**TASK PROMPT**
What is needed is every line of the data that includes the word "Model". Please copy each one.

-=-=-=-=-

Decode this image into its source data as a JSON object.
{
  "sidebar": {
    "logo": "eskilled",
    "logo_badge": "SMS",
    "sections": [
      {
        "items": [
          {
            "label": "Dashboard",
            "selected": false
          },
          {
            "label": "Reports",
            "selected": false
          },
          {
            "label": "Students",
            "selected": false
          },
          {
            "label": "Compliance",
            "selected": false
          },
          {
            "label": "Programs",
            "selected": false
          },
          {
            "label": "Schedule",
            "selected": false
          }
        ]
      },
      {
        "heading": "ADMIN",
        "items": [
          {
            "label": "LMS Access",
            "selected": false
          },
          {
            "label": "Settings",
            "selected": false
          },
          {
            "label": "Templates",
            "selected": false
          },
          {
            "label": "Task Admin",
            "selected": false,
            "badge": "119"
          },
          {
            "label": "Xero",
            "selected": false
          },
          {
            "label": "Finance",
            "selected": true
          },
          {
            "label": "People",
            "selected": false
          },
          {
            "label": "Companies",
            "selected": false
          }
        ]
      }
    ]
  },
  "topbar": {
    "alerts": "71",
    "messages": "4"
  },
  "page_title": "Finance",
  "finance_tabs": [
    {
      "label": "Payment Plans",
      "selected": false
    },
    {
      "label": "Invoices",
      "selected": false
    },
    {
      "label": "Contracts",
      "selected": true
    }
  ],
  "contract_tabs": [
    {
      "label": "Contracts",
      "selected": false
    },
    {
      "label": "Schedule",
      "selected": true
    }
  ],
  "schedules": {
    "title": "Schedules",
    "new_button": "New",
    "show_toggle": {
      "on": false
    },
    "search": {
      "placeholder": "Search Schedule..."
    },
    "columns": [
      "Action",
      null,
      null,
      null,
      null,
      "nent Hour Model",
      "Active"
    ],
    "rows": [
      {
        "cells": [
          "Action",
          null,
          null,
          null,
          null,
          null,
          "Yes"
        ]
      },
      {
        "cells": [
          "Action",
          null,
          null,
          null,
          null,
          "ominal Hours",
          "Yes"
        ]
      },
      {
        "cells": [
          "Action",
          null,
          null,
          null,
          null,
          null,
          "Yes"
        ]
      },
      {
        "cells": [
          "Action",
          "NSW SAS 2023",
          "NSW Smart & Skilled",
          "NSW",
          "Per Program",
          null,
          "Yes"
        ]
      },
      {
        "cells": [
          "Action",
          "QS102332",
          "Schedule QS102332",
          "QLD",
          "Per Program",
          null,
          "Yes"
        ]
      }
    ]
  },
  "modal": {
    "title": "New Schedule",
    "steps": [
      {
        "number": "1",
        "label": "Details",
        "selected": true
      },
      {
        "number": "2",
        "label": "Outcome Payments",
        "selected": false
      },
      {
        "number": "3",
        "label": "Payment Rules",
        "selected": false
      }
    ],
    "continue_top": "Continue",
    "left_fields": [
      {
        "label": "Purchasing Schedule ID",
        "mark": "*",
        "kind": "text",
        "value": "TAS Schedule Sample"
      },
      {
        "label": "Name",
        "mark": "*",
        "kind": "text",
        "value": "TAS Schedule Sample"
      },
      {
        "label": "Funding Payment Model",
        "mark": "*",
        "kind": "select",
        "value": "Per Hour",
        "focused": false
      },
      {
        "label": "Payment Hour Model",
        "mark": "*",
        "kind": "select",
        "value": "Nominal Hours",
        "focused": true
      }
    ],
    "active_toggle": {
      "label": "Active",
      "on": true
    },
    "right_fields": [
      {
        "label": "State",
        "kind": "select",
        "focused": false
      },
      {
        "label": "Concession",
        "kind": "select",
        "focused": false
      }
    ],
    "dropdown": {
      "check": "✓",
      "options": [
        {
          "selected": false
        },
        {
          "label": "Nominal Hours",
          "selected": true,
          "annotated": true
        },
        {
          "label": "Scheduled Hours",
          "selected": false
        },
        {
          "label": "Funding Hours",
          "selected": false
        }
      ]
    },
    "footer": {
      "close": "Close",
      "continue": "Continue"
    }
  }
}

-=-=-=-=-

**TASK RESPONSE**
      "nent Hour Model",
        "label": "Funding Payment Model",
        "label": "Payment Hour Model",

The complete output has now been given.